Flicks & Folios – Comedy Film Review: The Mask of Zorro

Flicks & Folios – Comedy Film Review: The Mask of Zorro


I can hear you saying, “what is a romantic film like the Mask of Zorro doing in comedy month?!” I have to say that the film does have the best sword work, duels and costumes in recent memory, but it is primarily hilarious. So, that’s my reasoning.

“This is one crowd-pleaser that actually pleases!” wrote Newsweek reviewer David Ansen. “Great fun! I loved it!” said Joel Siegel of Good Morning America.

When Alejandro Murrieta (played brilliantly by Antonio Banderas) begins his ride as the “new” Zorro, he is a flop in so many ways. I love the scene where he quietly whistles for his horse as he attempts to get off of a building on a dark night after pulling an escapade. The horse calmly steps out of the way as Alejandro is in mid drop! Blat! He hits the ground and curses the horse. Too funny — the horse is a scene-stealer! There is much more humour through the story. Catherine Zeta-Jones is Elena, a more-than- capable swordswoman who duels with Alejandro in a barn. Proudly, she fights on until most of her clothes are swashbuckled off of her!! At last Alejandro is not a joke! Yet Elena, is furious.

The fight sequences are based on the silent films of Douglas Fairbanks, and are quite skillfully choreographed and acted.

But the film is truly romantic, with Anthony Hopkins as Don Diego de la Vega, the sexiest living Zorro I can remember! Sorry ladies, he even tops Antonio who still makes me swoon in this film! Anthony is gorgeous with his long hair, smoky eyes, confidence nonpareil, and his ability as a teacher to his protégé (Banderas)!

I am very impressed with the dance sequence featuring Alejandro and Elena. They are able to sizzle on screen and I now know both are capable dancers. (Remember this is pre-Chicago)

The costumes are to die for! Antonio Banderas’ hat alone is on my to buy list! It is so well decorated that I’d swoon to wear it!

Did you know this is the only time the Spanish character has been portrayed by a Spaniard? Antonio was truly jumping at the offer when he was approached. The film was shot entirely on location in Mexico.

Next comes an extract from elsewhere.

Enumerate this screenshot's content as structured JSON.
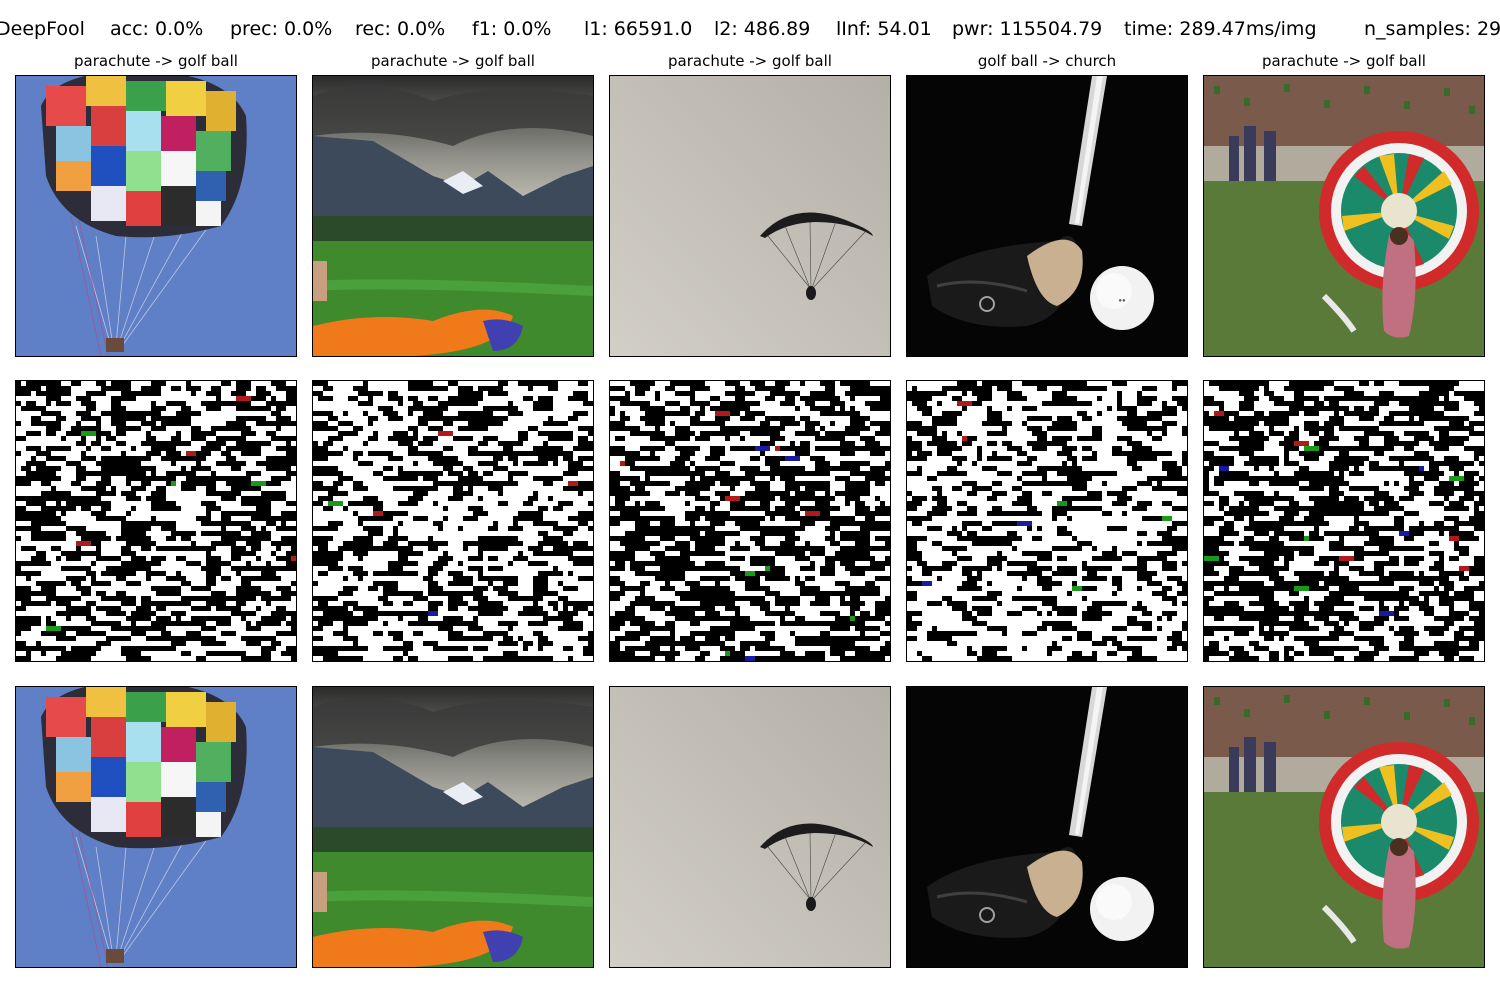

The original story was penned by Johnston McCulley and published in a five part serial format in 1919. If not for Mary Pickford (a Canadian!) recommending the story to her husband, Douglas Faribanks Sr., who knows how long it would have taken Hollywood to embrace it! The Fairbanks film came out in 1920 and began a series of sequels that are still being enjoyed and sought out.

Mask of Zorro’s music is very well crafted; and is performed by the London Symphony Orchestra. The film music either makes you fall head over heels for a character or makes you laugh, cry or feel excited. In other words it does what is needed to make you fall into the director’s hands!

Rumors say there is a full sequel scheduled for the summer of 2005 titled Zorro Unmasked. I’m awaiting it!